Antoni Gaudi, Project for a Grand Hotel, Elevation, New York, New York, 1909
Actress Lily Elsie (1886-1962).
The Metropolitan Museum of Art
Edwardian street photography at The Daily Mail.
(Of course, this being a UK tabloid, the comments are along the lines of “Not a tattoo in sight. Wonderful! When women knew their duty.” Ignore the idiots, enjoy the big hats.)
At first glance this 1905 evening gown designed by Lucile and entitled ‘A Protest’ appears to be just a pretty dress, if not with a slightly unusual name and color combination. The whole truth is far more interesting.
I wrote a while back about the Victorian practice of using different colors or gemstones to spell out messages in jewelry. This dress uses the same practice on a larger scale.
The color combination of (g)reen, (w)hite and (v)iolet would have sent a very specific message to any one in the know.
Specifically: (G)ive (W)omen the (V)ote.
This is a suffragette ball gown!
Songs by Ben Jonson: A Selection from the Plays, Masques, and Poems, with the Earliest Known Settings of Certain Numbers
Ben Jonson. Eragny Press, London, 1906.
Printed in red and black on vellum. Colored frontispiece, border and initials by Lucien Pissarro, engraved by Esther Pissarro. Small 8vo, gilt-lettered red calf with gilt leaf design on turn-ins, by Blackwell, joints starting, upper tips bumped. Norman J. Sondheim bookplate. Dedication Copy.
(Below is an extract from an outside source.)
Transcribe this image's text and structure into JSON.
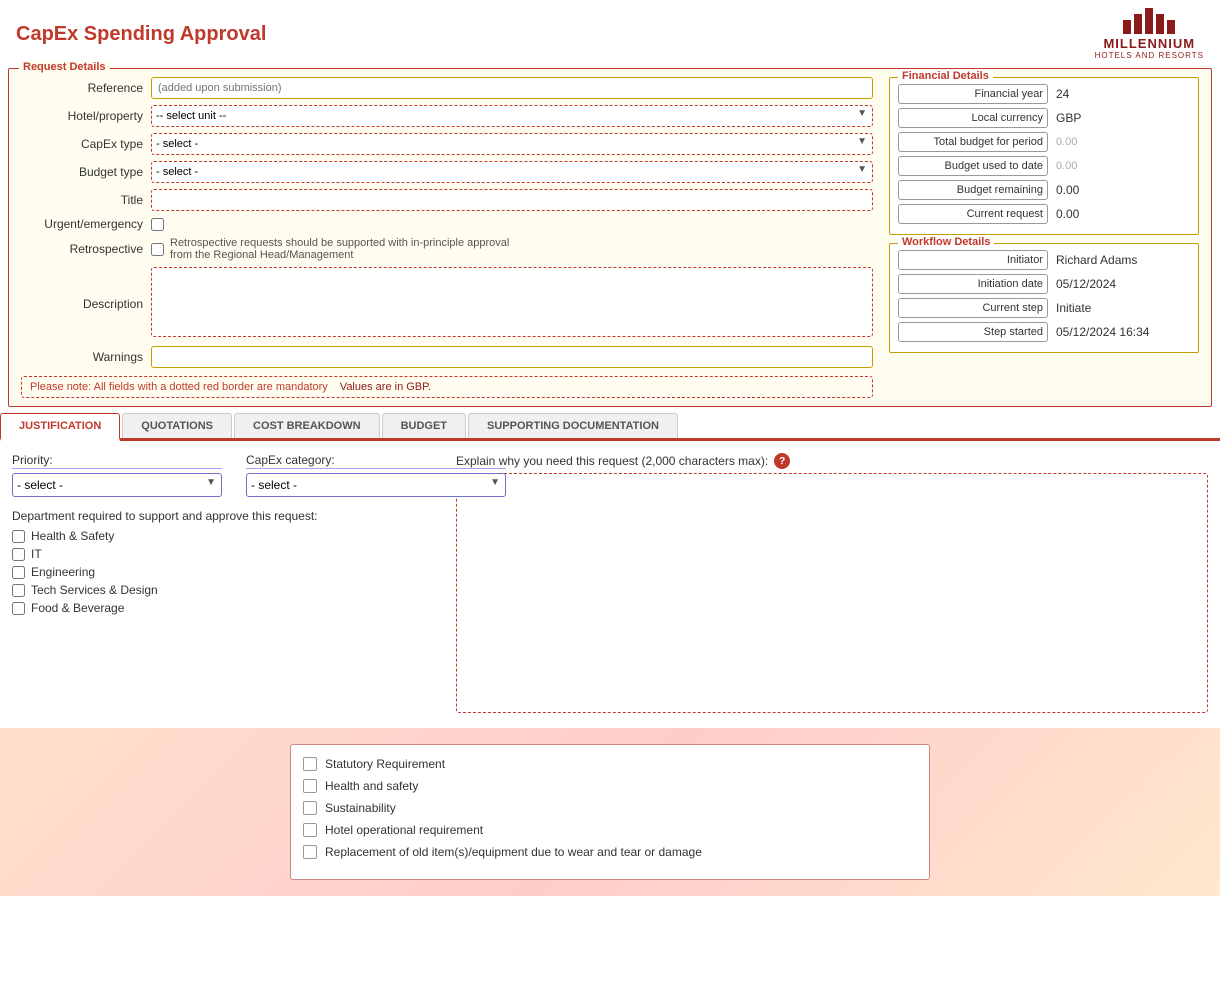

One of only ten copies on vellum.
Though I Am Young and Cannot Tell
Though I am young, and cannot tell
Either what Death or Love is well,
Yet I have heard they both bear darts,
And both do aim at human hearts.
And then again, I have been told
Love wounds with heat, as Death with cold;
So that I fear they do but bring
Extremes to touch, and mean one thing.
As in a ruin we it call
One thing to be blown up, or fall;
Or to our end like way may have
By a flash of lightning, or a wave;
So Love’s inflamèd shaft or brand
May kill as soon as Death’s cold hand;
Except Love’s fires the virtue have
To fight the frost out of the grave.